Required action: The word "values" may appear in lines of the data; say how many such lines there are, with nothing beyond the number.

Information shown:
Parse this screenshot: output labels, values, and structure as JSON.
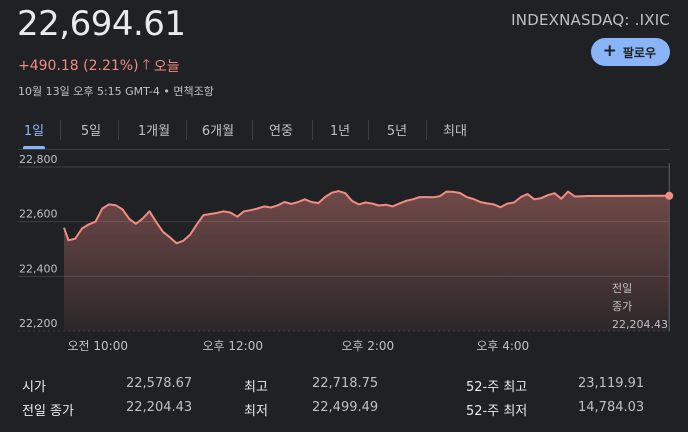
{
  "quote": {
    "price": "22,694.61",
    "change": "+490.18 (2.21%)",
    "change_icon": "arrow-up-icon",
    "period": "오늘",
    "timestamp": "10월 13일 오후 5:15 GMT-4 • 면책조항",
    "ticker": "INDEXNASDAQ: .IXIC",
    "follow_label": "팔로우",
    "accent_color": "#8ab4f8",
    "change_color": "#f28b82"
  },
  "tabs": [
    {
      "label": "1일",
      "active": true
    },
    {
      "label": "5일"
    },
    {
      "label": "1개월"
    },
    {
      "label": "6개월"
    },
    {
      "label": "연중"
    },
    {
      "label": "1년"
    },
    {
      "label": "5년"
    },
    {
      "label": "최대"
    }
  ],
  "chart_data": {
    "type": "area",
    "x_unit": "minutes after 9:30 AM",
    "ylim": [
      22200,
      22800
    ],
    "y_ticks": [
      "22,800",
      "22,600",
      "22,400",
      "22,200"
    ],
    "x_ticks": [
      "오전 10:00",
      "오후 12:00",
      "오후 2:00",
      "오후 4:00"
    ],
    "grid": true,
    "previous_close_label": [
      "전일",
      "종가",
      "22,204.43"
    ],
    "last_value": 22694.61,
    "values": [
      [
        0,
        22578
      ],
      [
        4,
        22532
      ],
      [
        10,
        22538
      ],
      [
        16,
        22575
      ],
      [
        22,
        22590
      ],
      [
        28,
        22600
      ],
      [
        34,
        22648
      ],
      [
        40,
        22663
      ],
      [
        46,
        22660
      ],
      [
        52,
        22645
      ],
      [
        58,
        22610
      ],
      [
        64,
        22592
      ],
      [
        70,
        22612
      ],
      [
        76,
        22638
      ],
      [
        82,
        22598
      ],
      [
        88,
        22563
      ],
      [
        94,
        22543
      ],
      [
        100,
        22521
      ],
      [
        106,
        22530
      ],
      [
        112,
        22552
      ],
      [
        118,
        22590
      ],
      [
        124,
        22624
      ],
      [
        130,
        22628
      ],
      [
        136,
        22632
      ],
      [
        142,
        22638
      ],
      [
        148,
        22633
      ],
      [
        154,
        22618
      ],
      [
        160,
        22638
      ],
      [
        166,
        22642
      ],
      [
        172,
        22648
      ],
      [
        178,
        22656
      ],
      [
        184,
        22652
      ],
      [
        190,
        22660
      ],
      [
        196,
        22672
      ],
      [
        202,
        22665
      ],
      [
        208,
        22672
      ],
      [
        214,
        22682
      ],
      [
        220,
        22672
      ],
      [
        226,
        22668
      ],
      [
        232,
        22690
      ],
      [
        238,
        22706
      ],
      [
        244,
        22712
      ],
      [
        250,
        22704
      ],
      [
        256,
        22676
      ],
      [
        262,
        22663
      ],
      [
        268,
        22670
      ],
      [
        274,
        22666
      ],
      [
        280,
        22659
      ],
      [
        286,
        22662
      ],
      [
        292,
        22656
      ],
      [
        298,
        22666
      ],
      [
        304,
        22676
      ],
      [
        310,
        22682
      ],
      [
        316,
        22690
      ],
      [
        322,
        22690
      ],
      [
        328,
        22689
      ],
      [
        334,
        22693
      ],
      [
        340,
        22710
      ],
      [
        346,
        22709
      ],
      [
        352,
        22705
      ],
      [
        358,
        22690
      ],
      [
        364,
        22683
      ],
      [
        370,
        22672
      ],
      [
        376,
        22667
      ],
      [
        382,
        22663
      ],
      [
        388,
        22653
      ],
      [
        394,
        22666
      ],
      [
        400,
        22670
      ],
      [
        406,
        22690
      ],
      [
        412,
        22701
      ],
      [
        418,
        22682
      ],
      [
        424,
        22686
      ],
      [
        430,
        22697
      ],
      [
        436,
        22704
      ],
      [
        442,
        22684
      ],
      [
        448,
        22710
      ],
      [
        454,
        22692
      ],
      [
        460,
        22693
      ],
      [
        465,
        22694
      ],
      [
        538,
        22694.61
      ]
    ]
  },
  "stats": {
    "open_label": "시가",
    "open_value": "22,578.67",
    "prev_close_label": "전일 종가",
    "prev_close_value": "22,204.43",
    "high_label": "최고",
    "high_value": "22,718.75",
    "low_label": "최저",
    "low_value": "22,499.49",
    "high52_label": "52-주 최고",
    "high52_value": "23,119.91",
    "low52_label": "52-주 최저",
    "low52_value": "14,784.03"
  }
}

Your response: 2